- From: Bradley Reynolds
- Date: Mon Dec 29 18:49:42 1997
> When some random person decides to announce a subnet, what do providers
> accept as proof the person has authority to announce that subnet to the
> global Internet? Or the other side, when some random person calls up
> complaining that someone else is announcing a subnet without authorization
> what do providers accept as proof that the announcement is invalid?
> For example, lets say a difficult to reach ISP on the other side of the
> planet decided to announce a subnet DRA had assigned for use by one of our
> customers. Would major providers take my word a Hong Kong provider was
> wrong? Would major providers accept the registration information in WHOIS
> and/or IRR the network block had been delegated to me, and to no one else.
> Would major providers accept a statement from the APNIC that the HK ISP
> had never been delegated any part of the network block? What do you do
> when a major provider's front-line customer service personnel don't
> understand the problem, but says since the other person is a customer
> they have to believe them? Of course, the major provider can't get a
> hold of the customer either.
> Do providers normally just let customers announce any network, and only
> review things after receiving complaints. If so, how do such providers
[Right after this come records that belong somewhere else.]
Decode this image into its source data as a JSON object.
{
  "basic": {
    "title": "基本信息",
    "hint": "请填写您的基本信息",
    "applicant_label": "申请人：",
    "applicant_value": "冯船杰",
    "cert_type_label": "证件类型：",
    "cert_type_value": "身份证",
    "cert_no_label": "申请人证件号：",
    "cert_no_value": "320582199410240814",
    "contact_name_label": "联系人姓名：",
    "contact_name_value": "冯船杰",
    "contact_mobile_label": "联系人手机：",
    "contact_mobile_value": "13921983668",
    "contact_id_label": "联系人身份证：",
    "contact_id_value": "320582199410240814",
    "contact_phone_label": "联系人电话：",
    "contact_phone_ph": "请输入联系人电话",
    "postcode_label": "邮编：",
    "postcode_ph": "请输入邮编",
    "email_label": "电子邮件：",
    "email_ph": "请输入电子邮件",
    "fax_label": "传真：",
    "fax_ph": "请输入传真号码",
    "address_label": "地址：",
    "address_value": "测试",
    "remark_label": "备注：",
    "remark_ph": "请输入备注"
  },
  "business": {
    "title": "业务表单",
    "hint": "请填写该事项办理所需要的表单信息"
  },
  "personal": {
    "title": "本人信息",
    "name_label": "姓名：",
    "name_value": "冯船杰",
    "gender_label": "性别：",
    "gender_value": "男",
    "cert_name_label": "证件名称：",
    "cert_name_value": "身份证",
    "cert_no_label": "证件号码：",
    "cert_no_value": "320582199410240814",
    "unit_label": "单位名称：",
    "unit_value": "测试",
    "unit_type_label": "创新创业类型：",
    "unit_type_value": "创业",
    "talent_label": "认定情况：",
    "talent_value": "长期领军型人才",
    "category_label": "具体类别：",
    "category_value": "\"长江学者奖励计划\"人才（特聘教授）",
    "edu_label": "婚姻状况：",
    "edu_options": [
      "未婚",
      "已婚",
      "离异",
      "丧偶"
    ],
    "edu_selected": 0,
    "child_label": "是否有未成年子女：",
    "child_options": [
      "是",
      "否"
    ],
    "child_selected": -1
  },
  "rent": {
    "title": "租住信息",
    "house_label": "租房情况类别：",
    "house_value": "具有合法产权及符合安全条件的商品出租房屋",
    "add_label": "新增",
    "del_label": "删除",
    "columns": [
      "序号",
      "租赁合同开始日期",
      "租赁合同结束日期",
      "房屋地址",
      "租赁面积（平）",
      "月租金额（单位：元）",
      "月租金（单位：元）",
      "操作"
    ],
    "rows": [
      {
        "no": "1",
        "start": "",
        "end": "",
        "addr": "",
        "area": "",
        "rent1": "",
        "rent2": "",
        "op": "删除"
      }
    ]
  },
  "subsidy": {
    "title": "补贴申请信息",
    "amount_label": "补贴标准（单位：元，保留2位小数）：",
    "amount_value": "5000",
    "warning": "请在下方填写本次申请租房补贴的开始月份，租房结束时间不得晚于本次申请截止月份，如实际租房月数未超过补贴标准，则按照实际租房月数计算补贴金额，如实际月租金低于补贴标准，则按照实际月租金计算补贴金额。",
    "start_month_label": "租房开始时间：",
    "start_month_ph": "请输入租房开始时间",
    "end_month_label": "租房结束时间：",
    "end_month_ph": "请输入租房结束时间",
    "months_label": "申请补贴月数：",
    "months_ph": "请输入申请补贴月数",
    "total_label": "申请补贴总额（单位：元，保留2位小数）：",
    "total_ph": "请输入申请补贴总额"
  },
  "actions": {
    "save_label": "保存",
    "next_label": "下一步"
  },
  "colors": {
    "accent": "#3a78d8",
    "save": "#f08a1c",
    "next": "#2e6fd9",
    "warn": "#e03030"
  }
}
> expect people to complain when one of their customers is causing problems.
> How many days, weeks, months is considered normal to reach a competent
> person at a major ISP that has the authority to block such a bogus
> announcement by one of their customers? Since some (one) major provider
> has a policy of not giving trouble ticket numbers when a non-customer
> calls, how much ruckus must be caused to get their management's attention?
We only accept announcements incoming from our customers which exactly
match the addresses they have given us as originating from their AS.
This is not a very pretty solution in that it requires our
customer to contact us any time they want to revise the routes that
they are announcing, but it does provide a human check against stupid
errors (or malicious intent).